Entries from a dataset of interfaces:
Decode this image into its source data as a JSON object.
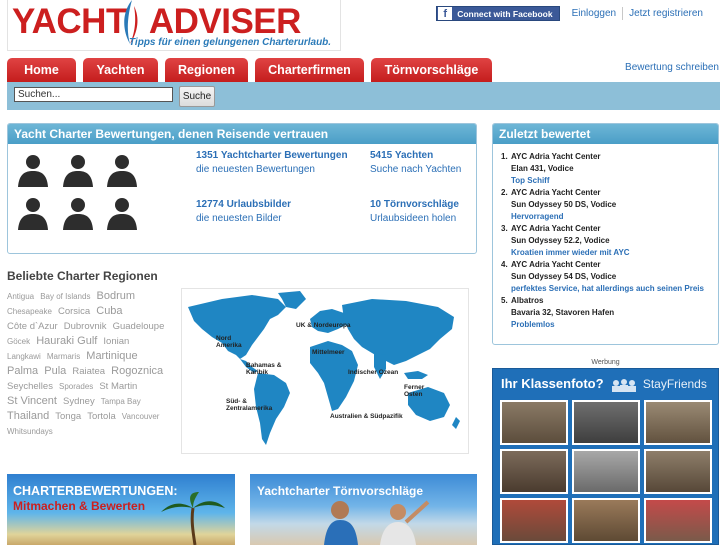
{
  "logo": {
    "part1": "YACHT",
    "part2": "ADVISER",
    "tagline": "Tipps für einen gelungenen Charterurlaub."
  },
  "header": {
    "facebook_label": "Connect with Facebook",
    "login": "Einloggen",
    "register": "Jetzt registrieren"
  },
  "nav": {
    "tabs": [
      {
        "label": "Home"
      },
      {
        "label": "Yachten"
      },
      {
        "label": "Regionen"
      },
      {
        "label": "Charterfirmen"
      },
      {
        "label": "Törnvorschläge"
      }
    ],
    "write_review": "Bewertung schreiben"
  },
  "search": {
    "value": "Suchen...",
    "button": "Suche"
  },
  "main_panel": {
    "title": "Yacht Charter Bewertungen, denen Reisende vertrauen",
    "stats": [
      {
        "big": "1351 Yachtcharter Bewertungen",
        "sub": "die neuesten Bewertungen"
      },
      {
        "big": "5415 Yachten",
        "sub": "Suche nach Yachten"
      },
      {
        "big": "12774 Urlaubsbilder",
        "sub": "die neuesten Bilder"
      },
      {
        "big": "10 Törnvorschläge",
        "sub": "Urlaubsideen holen"
      }
    ]
  },
  "regions": {
    "title": "Beliebte Charter Regionen",
    "cloud": [
      {
        "t": "Antigua",
        "s": 1
      },
      {
        "t": "Bay of Islands",
        "s": 1
      },
      {
        "t": "Bodrum",
        "s": 3
      },
      {
        "t": "Chesapeake",
        "s": 1
      },
      {
        "t": "Corsica",
        "s": 2
      },
      {
        "t": "Cuba",
        "s": 3
      },
      {
        "t": "Côte d`Azur",
        "s": 2
      },
      {
        "t": "Dubrovnik",
        "s": 2
      },
      {
        "t": "Guadeloupe",
        "s": 2
      },
      {
        "t": "Göcek",
        "s": 1
      },
      {
        "t": "Hauraki Gulf",
        "s": 3
      },
      {
        "t": "Ionian",
        "s": 2
      },
      {
        "t": "Langkawi",
        "s": 1
      },
      {
        "t": "Marmaris",
        "s": 1
      },
      {
        "t": "Martinique",
        "s": 3
      },
      {
        "t": "Palma",
        "s": 3
      },
      {
        "t": "Pula",
        "s": 3
      },
      {
        "t": "Raiatea",
        "s": 2
      },
      {
        "t": "Rogoznica",
        "s": 3
      },
      {
        "t": "Seychelles",
        "s": 2
      },
      {
        "t": "Sporades",
        "s": 1
      },
      {
        "t": "St Martin",
        "s": 2
      },
      {
        "t": "St Vincent",
        "s": 3
      },
      {
        "t": "Sydney",
        "s": 2
      },
      {
        "t": "Tampa Bay",
        "s": 1
      },
      {
        "t": "Thailand",
        "s": 3
      },
      {
        "t": "Tonga",
        "s": 2
      },
      {
        "t": "Tortola",
        "s": 2
      },
      {
        "t": "Vancouver",
        "s": 1
      },
      {
        "t": "Whitsundays",
        "s": 1
      }
    ]
  },
  "map_labels": {
    "nord": "Nord\nAmerika",
    "bahamas": "Bahamas &\nKaribik",
    "sued": "Süd- &\nZentralamerika",
    "uk": "UK & Nordeuropa",
    "mittel": "Mittelmeer",
    "indisch": "Indischer Ozean",
    "ferner": "Ferner\nOsten",
    "aus": "Australien & Südpazifik"
  },
  "banners": {
    "left_title": "CHARTERBEWERTUNGEN:",
    "left_sub": "Mitmachen & Bewerten",
    "right_title": "Yachtcharter Törnvorschläge"
  },
  "recent": {
    "title": "Zuletzt bewertet",
    "items": [
      {
        "num": "1.",
        "company": "AYC Adria Yacht Center",
        "boat": "Elan 431, Vodice",
        "review": "Top Schiff"
      },
      {
        "num": "2.",
        "company": "AYC Adria Yacht Center",
        "boat": "Sun Odyssey 50 DS, Vodice",
        "review": "Hervorragend"
      },
      {
        "num": "3.",
        "company": "AYC Adria Yacht Center",
        "boat": "Sun Odyssey 52.2, Vodice",
        "review": "Kroatien immer wieder mit AYC"
      },
      {
        "num": "4.",
        "company": "AYC Adria Yacht Center",
        "boat": "Sun Odyssey 54 DS, Vodice",
        "review": "perfektes Service, hat allerdings auch seinen Preis"
      },
      {
        "num": "5.",
        "company": "Albatros",
        "boat": "Bavaria 32, Stavoren Hafen",
        "review": "Problemlos"
      }
    ]
  },
  "ad": {
    "label": "Werbung",
    "headline": "Ihr Klassenfoto?",
    "brand": "StayFriends"
  },
  "colors": {
    "nav_red": "#cc1f1f",
    "panel_blue": "#4a9ec7",
    "link_blue": "#2b6fb6",
    "map_blue": "#1f86c3"
  }
}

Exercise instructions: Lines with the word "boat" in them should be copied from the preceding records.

Your response:
        "boat": "Elan 431, Vodice",
        "boat": "Sun Odyssey 50 DS, Vodice",
        "boat": "Sun Odyssey 52.2, Vodice",
        "boat": "Sun Odyssey 54 DS, Vodice",
        "boat": "Bavaria 32, Stavoren Hafen",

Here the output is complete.